Your task: Identify each line below containing the string "view" and copy it.

[Records from a collection]
-=-=-

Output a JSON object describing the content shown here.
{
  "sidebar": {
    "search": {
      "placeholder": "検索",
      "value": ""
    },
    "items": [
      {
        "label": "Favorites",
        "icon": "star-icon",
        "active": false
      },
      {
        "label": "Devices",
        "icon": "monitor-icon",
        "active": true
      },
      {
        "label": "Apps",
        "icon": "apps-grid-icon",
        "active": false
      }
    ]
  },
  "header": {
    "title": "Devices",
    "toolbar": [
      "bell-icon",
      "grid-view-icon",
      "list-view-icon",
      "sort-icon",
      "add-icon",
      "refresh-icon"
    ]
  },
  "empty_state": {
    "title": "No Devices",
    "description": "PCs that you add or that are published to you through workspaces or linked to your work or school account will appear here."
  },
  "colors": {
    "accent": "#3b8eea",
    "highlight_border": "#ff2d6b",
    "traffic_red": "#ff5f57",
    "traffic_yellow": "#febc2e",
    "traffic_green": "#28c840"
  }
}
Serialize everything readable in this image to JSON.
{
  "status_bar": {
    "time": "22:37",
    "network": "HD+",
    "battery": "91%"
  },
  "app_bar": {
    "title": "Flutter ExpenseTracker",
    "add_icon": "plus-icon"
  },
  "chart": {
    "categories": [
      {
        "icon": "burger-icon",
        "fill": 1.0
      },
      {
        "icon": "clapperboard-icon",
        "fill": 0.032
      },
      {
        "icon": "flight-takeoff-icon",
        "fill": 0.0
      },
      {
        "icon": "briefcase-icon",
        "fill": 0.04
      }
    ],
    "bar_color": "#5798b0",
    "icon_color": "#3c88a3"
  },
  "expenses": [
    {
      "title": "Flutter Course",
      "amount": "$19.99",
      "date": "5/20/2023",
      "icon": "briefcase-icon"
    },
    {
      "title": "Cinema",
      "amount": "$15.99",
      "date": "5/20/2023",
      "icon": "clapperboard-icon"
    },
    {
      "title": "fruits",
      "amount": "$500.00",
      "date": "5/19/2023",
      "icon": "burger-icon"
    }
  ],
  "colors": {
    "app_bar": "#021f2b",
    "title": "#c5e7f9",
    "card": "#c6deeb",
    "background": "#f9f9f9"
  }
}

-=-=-

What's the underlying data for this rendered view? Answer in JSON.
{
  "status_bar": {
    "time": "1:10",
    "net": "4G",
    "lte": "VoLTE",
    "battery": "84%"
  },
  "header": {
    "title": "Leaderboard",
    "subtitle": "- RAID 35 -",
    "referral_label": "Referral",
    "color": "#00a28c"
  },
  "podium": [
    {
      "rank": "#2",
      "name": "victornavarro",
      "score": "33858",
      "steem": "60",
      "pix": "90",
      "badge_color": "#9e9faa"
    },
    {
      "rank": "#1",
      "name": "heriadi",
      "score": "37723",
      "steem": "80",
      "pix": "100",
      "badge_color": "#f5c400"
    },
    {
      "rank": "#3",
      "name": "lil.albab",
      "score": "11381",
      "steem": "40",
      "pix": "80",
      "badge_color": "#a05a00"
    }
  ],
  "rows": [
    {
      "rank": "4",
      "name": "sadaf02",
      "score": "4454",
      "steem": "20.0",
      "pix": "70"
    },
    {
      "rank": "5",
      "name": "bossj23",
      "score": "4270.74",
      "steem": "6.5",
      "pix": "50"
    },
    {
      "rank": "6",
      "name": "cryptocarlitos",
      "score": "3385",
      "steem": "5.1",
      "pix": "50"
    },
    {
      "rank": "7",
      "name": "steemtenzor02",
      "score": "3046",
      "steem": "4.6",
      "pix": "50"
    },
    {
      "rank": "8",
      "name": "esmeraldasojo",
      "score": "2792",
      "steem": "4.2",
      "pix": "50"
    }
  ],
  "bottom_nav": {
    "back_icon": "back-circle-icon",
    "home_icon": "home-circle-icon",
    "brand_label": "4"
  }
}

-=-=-

Written answer:
      "grid-view-icon",
      "list-view-icon",
What's the underlying data for this rendered view? Answer in JSON.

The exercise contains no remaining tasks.